Cook the bean thread noodles. Heat some water in a small pot to high. Toss in a small bundle of bean thread noodles (they come in individual dried bundles). Turn off heat and let noodles sit for a few minutes, stirring once or twice, until they are soft. Drain.

Set your condiments out on a large plate or two, as in the picture above — the romaine leaves, the herbs, the cucumber batons, the bean thread noodles and the peanuts. Place the nuoc cham in a small dipping bowl. Rehydrate the rice papers by running them briefly under warm water. Lay out on a large platter, making sure they don’t overlap much or they will stick together. (Alternately, you can rehydrate them one or two at a time, as needed.) Lay out shrimp popsicles on another plate.

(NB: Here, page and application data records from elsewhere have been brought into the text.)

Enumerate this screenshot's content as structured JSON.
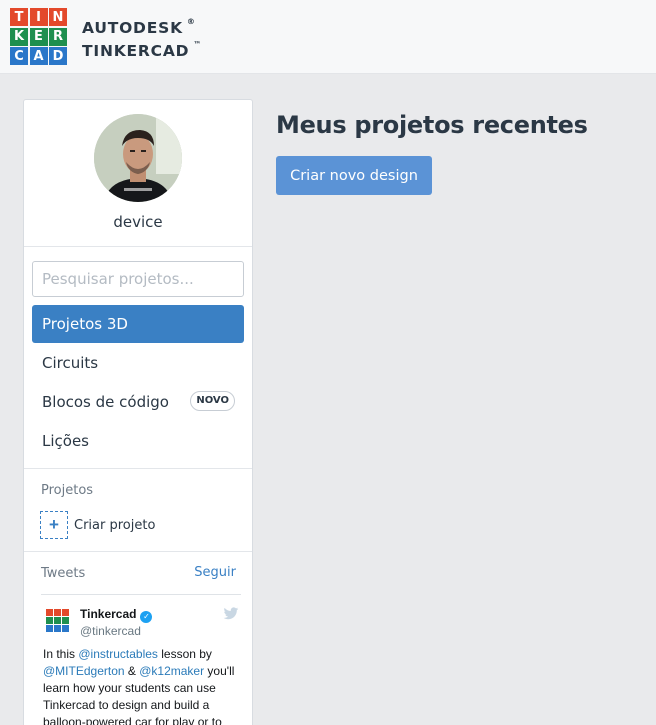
{
  "brand": {
    "logo_letters": [
      "T",
      "I",
      "N",
      "K",
      "E",
      "R",
      "C",
      "A",
      "D"
    ],
    "logo_colors": [
      "#e3492b",
      "#e3492b",
      "#e3492b",
      "#1e8f4f",
      "#1e8f4f",
      "#1e8f4f",
      "#2a77c9",
      "#2a77c9",
      "#2a77c9"
    ],
    "line1": "AUTODESK",
    "line1_mark": "®",
    "line2": "TINKERCAD",
    "line2_mark": "™"
  },
  "sidebar": {
    "username": "device",
    "search_placeholder": "Pesquisar projetos...",
    "nav": [
      {
        "label": "Projetos 3D",
        "active": true
      },
      {
        "label": "Circuits",
        "active": false
      },
      {
        "label": "Blocos de código",
        "active": false,
        "badge": "NOVO"
      },
      {
        "label": "Lições",
        "active": false
      }
    ],
    "projects_label": "Projetos",
    "create_project_label": "Criar projeto",
    "tweets_label": "Tweets",
    "follow_label": "Seguir"
  },
  "tweet": {
    "name": "Tinkercad",
    "handle": "@tinkercad",
    "text_parts": [
      {
        "t": "In this "
      },
      {
        "t": "@instructables",
        "mention": true
      },
      {
        "t": " lesson by "
      },
      {
        "t": "@MITEdgerton",
        "mention": true
      },
      {
        "t": " & "
      },
      {
        "t": "@k12maker",
        "mention": true
      },
      {
        "t": " you'll learn how your students can use Tinkercad to design and build a balloon-powered car for play or to"
      }
    ]
  },
  "main": {
    "title": "Meus projetos recentes",
    "new_design_label": "Criar novo design"
  },
  "colors": {
    "accent": "#3a80c4",
    "button": "#5b93d6",
    "mention": "#2b7bb9",
    "verified": "#1da1f2"
  }
}
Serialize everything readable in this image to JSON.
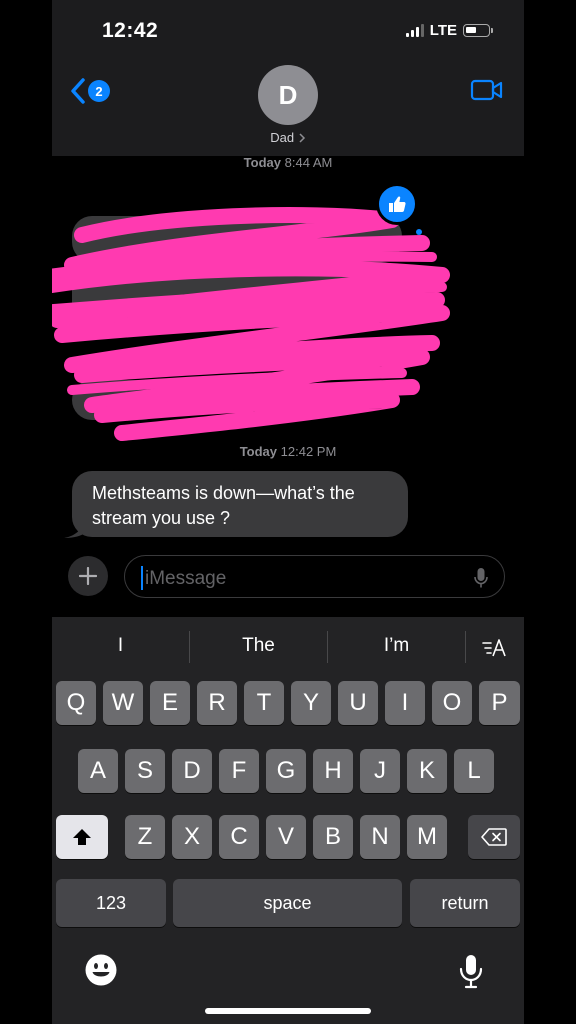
{
  "status_bar": {
    "time": "12:42",
    "network": "LTE",
    "icons": [
      "signal-icon",
      "battery-icon"
    ]
  },
  "header": {
    "back_count": "2",
    "avatar_initial": "D",
    "contact_name": "Dad",
    "icons": [
      "chevron-left-icon",
      "chevron-right-icon",
      "video-camera-icon"
    ]
  },
  "conversation": {
    "timestamp_1": {
      "day": "Today",
      "time": "8:44 AM"
    },
    "tapback": "thumbs-up-icon",
    "redacted_note": "",
    "timestamp_2": {
      "day": "Today",
      "time": "12:42 PM"
    },
    "message": "Methsteams is down—what’s the stream you use ?"
  },
  "composer": {
    "placeholder": "iMessage",
    "icons": [
      "plus-icon",
      "microphone-icon"
    ]
  },
  "keyboard": {
    "suggestions": [
      "I",
      "The",
      "I’m"
    ],
    "row1": [
      "Q",
      "W",
      "E",
      "R",
      "T",
      "Y",
      "U",
      "I",
      "O",
      "P"
    ],
    "row2": [
      "A",
      "S",
      "D",
      "F",
      "G",
      "H",
      "J",
      "K",
      "L"
    ],
    "row3": [
      "Z",
      "X",
      "C",
      "V",
      "B",
      "N",
      "M"
    ],
    "numbers_label": "123",
    "space_label": "space",
    "return_label": "return",
    "icons": [
      "format-text-icon",
      "shift-icon",
      "delete-icon",
      "emoji-icon",
      "dictation-icon"
    ]
  },
  "colors": {
    "accent": "#0a84ff",
    "bubble": "#3a3a3c",
    "redaction": "#ff3ab0"
  }
}
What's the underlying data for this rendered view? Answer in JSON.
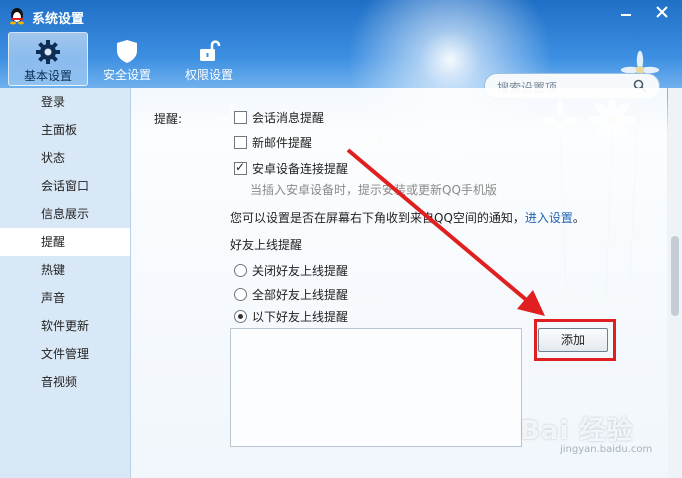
{
  "window": {
    "title": "系统设置"
  },
  "toolbar": {
    "tabs": [
      {
        "label": "基本设置",
        "icon": "gear-icon",
        "active": true
      },
      {
        "label": "安全设置",
        "icon": "shield-icon",
        "active": false
      },
      {
        "label": "权限设置",
        "icon": "lock-icon",
        "active": false
      }
    ],
    "search_placeholder": "搜索设置项"
  },
  "sidebar": {
    "items": [
      {
        "label": "登录"
      },
      {
        "label": "主面板"
      },
      {
        "label": "状态"
      },
      {
        "label": "会话窗口"
      },
      {
        "label": "信息展示"
      },
      {
        "label": "提醒",
        "active": true
      },
      {
        "label": "热键"
      },
      {
        "label": "声音"
      },
      {
        "label": "软件更新"
      },
      {
        "label": "文件管理"
      },
      {
        "label": "音视频"
      }
    ]
  },
  "main": {
    "remind_label": "提醒:",
    "checkboxes": [
      {
        "label": "会话消息提醒",
        "checked": false
      },
      {
        "label": "新邮件提醒",
        "checked": false
      },
      {
        "label": "安卓设备连接提醒",
        "checked": true
      }
    ],
    "android_hint": "当插入安卓设备时，提示安装或更新QQ手机版",
    "qzone_text": "您可以设置是否在屏幕右下角收到来自QQ空间的通知，",
    "qzone_link": "进入设置",
    "qzone_end": "。",
    "friend_section": "好友上线提醒",
    "radios": [
      {
        "label": "关闭好友上线提醒",
        "selected": false
      },
      {
        "label": "全部好友上线提醒",
        "selected": false
      },
      {
        "label": "以下好友上线提醒",
        "selected": true
      }
    ],
    "add_button": "添加"
  },
  "watermark": {
    "text": "Bai 经验",
    "sub": "jingyan.baidu.com"
  },
  "colors": {
    "accent": "#1f6fc6",
    "highlight": "#e02020",
    "link": "#1f63b5"
  }
}
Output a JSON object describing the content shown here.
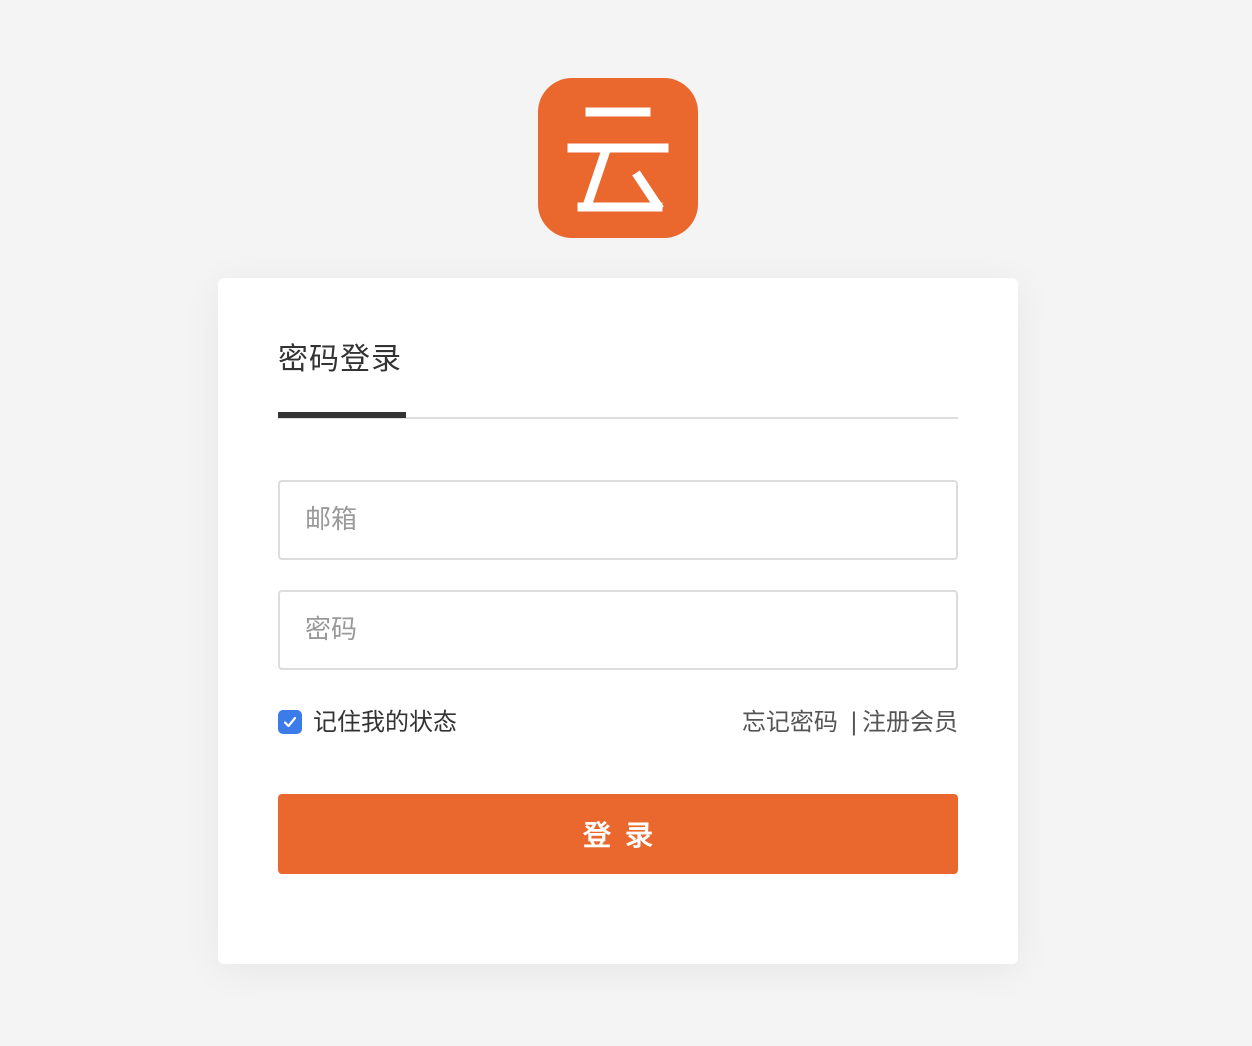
{
  "logo": {
    "icon": "cloud-character-logo-icon",
    "color": "#ea672e"
  },
  "login": {
    "tab_title": "密码登录",
    "email_placeholder": "邮箱",
    "email_value": "",
    "password_placeholder": "密码",
    "password_value": "",
    "remember_label": "记住我的状态",
    "remember_checked": true,
    "forgot_password": "忘记密码",
    "separator": "|",
    "register": "注册会员",
    "submit_label": "登录"
  },
  "colors": {
    "accent": "#ea672e",
    "checkbox": "#3b7bea",
    "background": "#f4f4f4"
  }
}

Each diner assembles his or her own rolls. Take a rice paper, place a lettuce leaf near the center, take shrimp meat off of one sugar cane and place on lettuce leaf. Top with condiments as desired — a few noodles, some mint and basil leaves, a couple cucumber batons, some peanuts… and then roll up like a burrito. Dip into nuoc cham and enjoy with a cold beer! (Singha is my choice with this meal.)

A Brief History of Quinoa

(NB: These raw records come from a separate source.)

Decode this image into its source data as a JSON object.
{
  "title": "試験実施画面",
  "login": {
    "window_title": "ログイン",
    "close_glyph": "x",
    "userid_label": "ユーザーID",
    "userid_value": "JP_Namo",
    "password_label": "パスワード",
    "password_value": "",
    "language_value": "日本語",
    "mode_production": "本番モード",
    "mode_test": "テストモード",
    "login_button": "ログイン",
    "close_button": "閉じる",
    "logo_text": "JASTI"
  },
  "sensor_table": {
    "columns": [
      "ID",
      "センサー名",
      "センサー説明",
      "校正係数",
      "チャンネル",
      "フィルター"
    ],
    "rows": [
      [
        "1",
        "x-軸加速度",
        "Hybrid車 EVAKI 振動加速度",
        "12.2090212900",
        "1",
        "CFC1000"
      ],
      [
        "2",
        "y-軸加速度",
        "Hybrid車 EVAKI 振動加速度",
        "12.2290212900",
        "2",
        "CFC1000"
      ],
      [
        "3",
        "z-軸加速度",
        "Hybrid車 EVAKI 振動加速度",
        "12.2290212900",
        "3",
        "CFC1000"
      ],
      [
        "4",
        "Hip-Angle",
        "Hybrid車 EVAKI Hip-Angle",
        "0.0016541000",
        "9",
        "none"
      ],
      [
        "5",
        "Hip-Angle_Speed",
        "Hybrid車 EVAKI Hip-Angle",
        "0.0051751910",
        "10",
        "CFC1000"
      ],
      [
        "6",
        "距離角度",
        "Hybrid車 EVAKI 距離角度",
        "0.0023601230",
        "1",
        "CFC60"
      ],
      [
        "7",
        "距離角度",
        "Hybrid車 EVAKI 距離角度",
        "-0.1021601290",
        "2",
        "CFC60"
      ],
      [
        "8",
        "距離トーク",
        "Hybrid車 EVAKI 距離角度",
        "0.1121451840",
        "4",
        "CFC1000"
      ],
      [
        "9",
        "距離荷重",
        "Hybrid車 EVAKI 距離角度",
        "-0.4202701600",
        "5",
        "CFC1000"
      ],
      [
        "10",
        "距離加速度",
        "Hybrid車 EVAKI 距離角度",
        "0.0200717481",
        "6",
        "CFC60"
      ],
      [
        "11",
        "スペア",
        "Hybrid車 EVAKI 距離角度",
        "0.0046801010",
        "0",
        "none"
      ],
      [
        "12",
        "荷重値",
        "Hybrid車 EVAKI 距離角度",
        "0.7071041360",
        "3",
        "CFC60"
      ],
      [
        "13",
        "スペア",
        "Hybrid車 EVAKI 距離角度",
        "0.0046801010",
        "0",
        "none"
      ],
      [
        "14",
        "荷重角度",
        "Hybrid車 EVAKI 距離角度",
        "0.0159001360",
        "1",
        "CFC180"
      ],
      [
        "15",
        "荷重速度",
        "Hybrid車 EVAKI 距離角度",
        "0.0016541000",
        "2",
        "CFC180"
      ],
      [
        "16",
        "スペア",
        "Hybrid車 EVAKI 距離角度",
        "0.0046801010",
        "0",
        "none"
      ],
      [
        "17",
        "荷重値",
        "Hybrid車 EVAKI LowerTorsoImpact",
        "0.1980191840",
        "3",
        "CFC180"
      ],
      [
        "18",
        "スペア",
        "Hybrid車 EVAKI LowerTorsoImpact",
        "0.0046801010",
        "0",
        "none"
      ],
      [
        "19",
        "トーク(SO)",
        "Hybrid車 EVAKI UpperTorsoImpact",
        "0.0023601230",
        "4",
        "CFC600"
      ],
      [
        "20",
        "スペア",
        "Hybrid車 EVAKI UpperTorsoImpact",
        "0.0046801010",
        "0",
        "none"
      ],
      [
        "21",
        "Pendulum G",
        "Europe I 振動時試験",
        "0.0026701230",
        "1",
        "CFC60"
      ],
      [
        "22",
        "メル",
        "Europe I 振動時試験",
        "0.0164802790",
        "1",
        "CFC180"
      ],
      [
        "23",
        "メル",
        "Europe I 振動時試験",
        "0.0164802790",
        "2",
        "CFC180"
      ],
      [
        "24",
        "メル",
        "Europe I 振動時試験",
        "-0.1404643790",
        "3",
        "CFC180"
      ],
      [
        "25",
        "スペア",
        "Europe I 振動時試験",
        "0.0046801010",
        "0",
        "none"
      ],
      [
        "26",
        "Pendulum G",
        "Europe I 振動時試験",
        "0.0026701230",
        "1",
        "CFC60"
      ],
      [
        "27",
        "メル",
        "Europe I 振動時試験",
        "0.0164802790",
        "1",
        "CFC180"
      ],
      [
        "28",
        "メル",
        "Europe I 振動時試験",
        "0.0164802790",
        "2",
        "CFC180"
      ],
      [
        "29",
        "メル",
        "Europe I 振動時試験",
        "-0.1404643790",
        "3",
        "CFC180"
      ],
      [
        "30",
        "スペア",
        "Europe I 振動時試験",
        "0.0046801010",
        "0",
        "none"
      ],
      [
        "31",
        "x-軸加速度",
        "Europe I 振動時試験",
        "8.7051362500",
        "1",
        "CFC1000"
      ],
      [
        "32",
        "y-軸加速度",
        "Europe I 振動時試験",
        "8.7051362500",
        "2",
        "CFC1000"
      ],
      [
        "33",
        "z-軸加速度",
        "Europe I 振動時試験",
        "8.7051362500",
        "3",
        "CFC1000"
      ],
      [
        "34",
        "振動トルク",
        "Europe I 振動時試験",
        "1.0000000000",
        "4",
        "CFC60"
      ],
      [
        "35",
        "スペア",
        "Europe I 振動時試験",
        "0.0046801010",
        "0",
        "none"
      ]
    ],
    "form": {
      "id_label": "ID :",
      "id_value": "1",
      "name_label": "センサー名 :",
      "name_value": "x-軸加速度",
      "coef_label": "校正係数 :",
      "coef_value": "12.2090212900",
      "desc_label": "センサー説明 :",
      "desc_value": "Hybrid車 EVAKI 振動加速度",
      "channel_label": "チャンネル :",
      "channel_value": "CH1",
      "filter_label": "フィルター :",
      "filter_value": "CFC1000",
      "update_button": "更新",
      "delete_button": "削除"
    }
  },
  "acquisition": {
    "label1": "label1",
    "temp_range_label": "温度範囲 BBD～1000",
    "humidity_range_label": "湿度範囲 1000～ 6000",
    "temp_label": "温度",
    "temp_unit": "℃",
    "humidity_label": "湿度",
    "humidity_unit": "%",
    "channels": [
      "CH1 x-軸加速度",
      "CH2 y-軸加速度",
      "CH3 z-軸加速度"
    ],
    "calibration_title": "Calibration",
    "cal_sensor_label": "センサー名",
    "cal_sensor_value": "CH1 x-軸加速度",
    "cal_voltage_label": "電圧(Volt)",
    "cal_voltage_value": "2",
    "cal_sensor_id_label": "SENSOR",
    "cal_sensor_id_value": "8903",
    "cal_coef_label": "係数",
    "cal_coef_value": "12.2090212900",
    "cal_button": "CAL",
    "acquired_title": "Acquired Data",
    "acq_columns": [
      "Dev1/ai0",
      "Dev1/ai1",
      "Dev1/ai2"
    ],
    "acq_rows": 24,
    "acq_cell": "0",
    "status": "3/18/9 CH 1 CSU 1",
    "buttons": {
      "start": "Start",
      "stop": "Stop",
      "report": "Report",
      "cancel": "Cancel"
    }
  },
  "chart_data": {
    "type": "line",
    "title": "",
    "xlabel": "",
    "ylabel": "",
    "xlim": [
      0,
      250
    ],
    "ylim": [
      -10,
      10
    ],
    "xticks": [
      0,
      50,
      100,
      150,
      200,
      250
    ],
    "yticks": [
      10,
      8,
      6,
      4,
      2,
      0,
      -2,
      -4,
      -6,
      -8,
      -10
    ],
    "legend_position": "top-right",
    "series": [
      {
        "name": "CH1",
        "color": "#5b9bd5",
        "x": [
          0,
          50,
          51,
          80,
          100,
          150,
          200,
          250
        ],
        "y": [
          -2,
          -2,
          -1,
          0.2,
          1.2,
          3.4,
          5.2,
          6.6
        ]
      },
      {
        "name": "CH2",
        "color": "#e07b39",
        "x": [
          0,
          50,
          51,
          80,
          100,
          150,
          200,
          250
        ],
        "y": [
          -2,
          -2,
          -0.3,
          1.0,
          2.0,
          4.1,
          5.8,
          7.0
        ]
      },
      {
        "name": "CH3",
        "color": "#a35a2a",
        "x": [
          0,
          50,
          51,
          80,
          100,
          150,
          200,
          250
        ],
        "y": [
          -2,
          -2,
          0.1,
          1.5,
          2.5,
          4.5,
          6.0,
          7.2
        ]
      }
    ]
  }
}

From the upcoming Oliver Stone documentary, “The Truth About Quinoa”:

“Horace Tollman, former engineer for the US state department, revealed that quinoa was not actually a grain at all, but a genetically engineered biocrop created in the 1970s in an effort to infiltrate and destroy the Soviet wheat crops. It was never meant to be eaten…”

Okay, not really. Quinoa is not a “true” grain, as it is not the grass family. (Take that, quinoa!) But is more closely related to beets, spinach and tumbleweeds. (Now we’re getting somewhere.) It originated in the Peruvian Andes, and its name translates from the Incan as “Food which is eaten by skinny yoga students”. Quinoa is high in protein (so is pork) and is gluten free. So there you have it.

What to do with it? My friend, Paul, IM’d me one day to tell me he was doing “something with quinoa” for lunch. “Why?” I said. I guess he didn’t want gluten. I’m sure you could find some recipes for it in “Cooking with Shirley Maclaine” or “Ali MacGraw’s Favorite Yoga Creations”. (What is it with these flaky “Mac” women, anyway??)

Actually, seriously folks… I don’t really have anything against quinoa. It just sort of plays as a convenient Falstaff to my hero, pork. And its popularity with the yoga crowd makes it overly ripe for ridicule. In the interest of fairness, here’s a recipe (WARNING to skinny starlets: the following recipe contains butter.):

2 cups cooked quinoa
4 or 5 asparagus, cut diagonally into 2-inch spears
2 cloves garlic, minced or crushed in a press
2 tbsp olive oil
1 tbsp butter
1/4 cup grated parmesan
1/4 cup chopped Italian parsley

Cook the quinoa however you cook quinoa — I’ve never cooked it, so I don’t know how. I guess you probably steam it like rice. In a separate pan, heat the olive oil and gently saute the asparagus for 5 minutes over medium heat. Toss in the quinoa. Remove from heat. Stir in butter until melted, toss in parmesan and serve in bowls sprinkled with Italian parsley, salt and pepper.